Problem requirements: This exercise calls for duplicating every entry below exactly, without the images.

::: Data for review

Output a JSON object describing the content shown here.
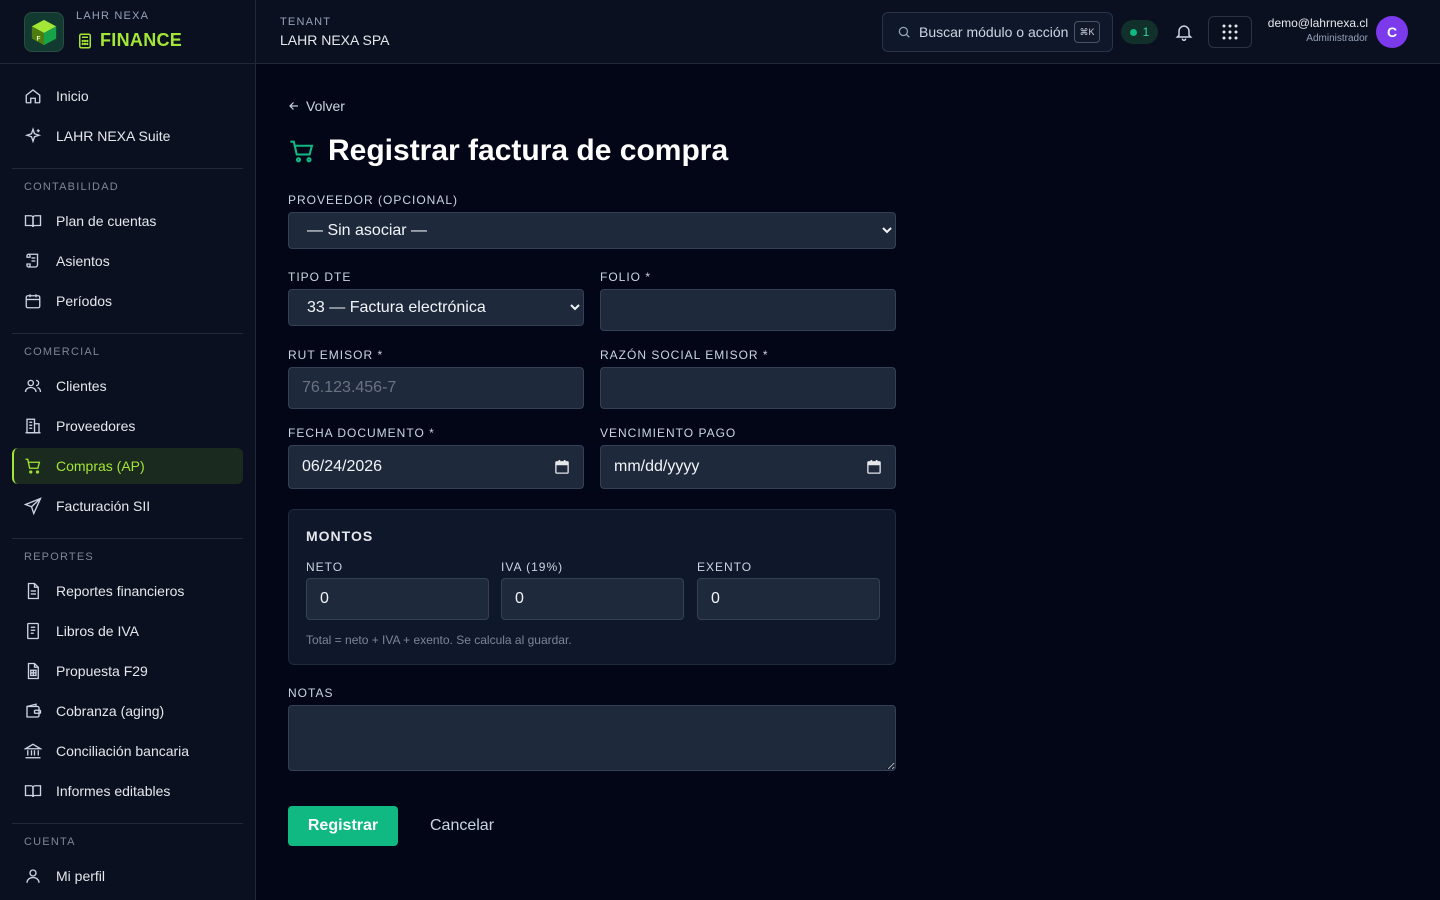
{
  "brand": {
    "small": "LAHR NEXA",
    "title": "FINANCE",
    "logo_letter": "F"
  },
  "sidebar": {
    "top_items": [
      {
        "label": "Inicio"
      },
      {
        "label": "LAHR NEXA Suite"
      }
    ],
    "sections": [
      {
        "title": "CONTABILIDAD",
        "items": [
          {
            "label": "Plan de cuentas"
          },
          {
            "label": "Asientos"
          },
          {
            "label": "Períodos"
          }
        ]
      },
      {
        "title": "COMERCIAL",
        "items": [
          {
            "label": "Clientes"
          },
          {
            "label": "Proveedores"
          },
          {
            "label": "Compras (AP)",
            "active": true
          },
          {
            "label": "Facturación SII"
          }
        ]
      },
      {
        "title": "REPORTES",
        "items": [
          {
            "label": "Reportes financieros"
          },
          {
            "label": "Libros de IVA"
          },
          {
            "label": "Propuesta F29"
          },
          {
            "label": "Cobranza (aging)"
          },
          {
            "label": "Conciliación bancaria"
          },
          {
            "label": "Informes editables"
          }
        ]
      },
      {
        "title": "CUENTA",
        "items": [
          {
            "label": "Mi perfil"
          }
        ]
      }
    ]
  },
  "topbar": {
    "tenant_label": "TENANT",
    "tenant_name": "LAHR NEXA SPA",
    "search_placeholder": "Buscar módulo o acción",
    "search_shortcut": "⌘K",
    "status_count": "1",
    "user_email": "demo@lahrnexa.cl",
    "user_role": "Administrador",
    "avatar_letter": "C"
  },
  "page": {
    "back_label": "Volver",
    "title": "Registrar factura de compra"
  },
  "form": {
    "proveedor_label": "PROVEEDOR (OPCIONAL)",
    "proveedor_value": "— Sin asociar —",
    "tipo_dte_label": "TIPO DTE",
    "tipo_dte_value": "33 — Factura electrónica",
    "folio_label": "FOLIO *",
    "folio_value": "",
    "rut_label": "RUT EMISOR *",
    "rut_placeholder": "76.123.456-7",
    "razon_label": "RAZÓN SOCIAL EMISOR *",
    "razon_value": "",
    "fecha_label": "FECHA DOCUMENTO *",
    "fecha_value": "06/24/2026",
    "venc_label": "VENCIMIENTO PAGO",
    "venc_value": "mm/dd/yyyy",
    "montos_title": "MONTOS",
    "neto_label": "NETO",
    "neto_value": "0",
    "iva_label": "IVA (19%)",
    "iva_value": "0",
    "exento_label": "EXENTO",
    "exento_value": "0",
    "hint": "Total = neto + IVA + exento. Se calcula al guardar.",
    "notas_label": "NOTAS",
    "notas_value": "",
    "submit_label": "Registrar",
    "cancel_label": "Cancelar"
  },
  "colors": {
    "accent": "#a3e635",
    "primary_button": "#10b981",
    "avatar": "#7c3aed",
    "background": "#030617"
  }
}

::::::

Answer to the problem:
Output a JSON object describing the content shown here.
{
  "brand": {
    "small": "LAHR NEXA",
    "title": "FINANCE",
    "logo_letter": "F"
  },
  "sidebar": {
    "top_items": [
      {
        "label": "Inicio"
      },
      {
        "label": "LAHR NEXA Suite"
      }
    ],
    "sections": [
      {
        "title": "CONTABILIDAD",
        "items": [
          {
            "label": "Plan de cuentas"
          },
          {
            "label": "Asientos"
          },
          {
            "label": "Períodos"
          }
        ]
      },
      {
        "title": "COMERCIAL",
        "items": [
          {
            "label": "Clientes"
          },
          {
            "label": "Proveedores"
          },
          {
            "label": "Compras (AP)",
            "active": true
          },
          {
            "label": "Facturación SII"
          }
        ]
      },
      {
        "title": "REPORTES",
        "items": [
          {
            "label": "Reportes financieros"
          },
          {
            "label": "Libros de IVA"
          },
          {
            "label": "Propuesta F29"
          },
          {
            "label": "Cobranza (aging)"
          },
          {
            "label": "Conciliación bancaria"
          },
          {
            "label": "Informes editables"
          }
        ]
      },
      {
        "title": "CUENTA",
        "items": [
          {
            "label": "Mi perfil"
          }
        ]
      }
    ]
  },
  "topbar": {
    "tenant_label": "TENANT",
    "tenant_name": "LAHR NEXA SPA",
    "search_placeholder": "Buscar módulo o acción",
    "search_shortcut": "⌘K",
    "status_count": "1",
    "user_email": "demo@lahrnexa.cl",
    "user_role": "Administrador",
    "avatar_letter": "C"
  },
  "page": {
    "back_label": "Volver",
    "title": "Registrar factura de compra"
  },
  "form": {
    "proveedor_label": "PROVEEDOR (OPCIONAL)",
    "proveedor_value": "— Sin asociar —",
    "tipo_dte_label": "TIPO DTE",
    "tipo_dte_value": "33 — Factura electrónica",
    "folio_label": "FOLIO *",
    "folio_value": "",
    "rut_label": "RUT EMISOR *",
    "rut_placeholder": "76.123.456-7",
    "razon_label": "RAZÓN SOCIAL EMISOR *",
    "razon_value": "",
    "fecha_label": "FECHA DOCUMENTO *",
    "fecha_value": "06/24/2026",
    "venc_label": "VENCIMIENTO PAGO",
    "venc_value": "mm/dd/yyyy",
    "montos_title": "MONTOS",
    "neto_label": "NETO",
    "neto_value": "0",
    "iva_label": "IVA (19%)",
    "iva_value": "0",
    "exento_label": "EXENTO",
    "exento_value": "0",
    "hint": "Total = neto + IVA + exento. Se calcula al guardar.",
    "notas_label": "NOTAS",
    "notas_value": "",
    "submit_label": "Registrar",
    "cancel_label": "Cancelar"
  },
  "colors": {
    "accent": "#a3e635",
    "primary_button": "#10b981",
    "avatar": "#7c3aed",
    "background": "#030617"
  }
}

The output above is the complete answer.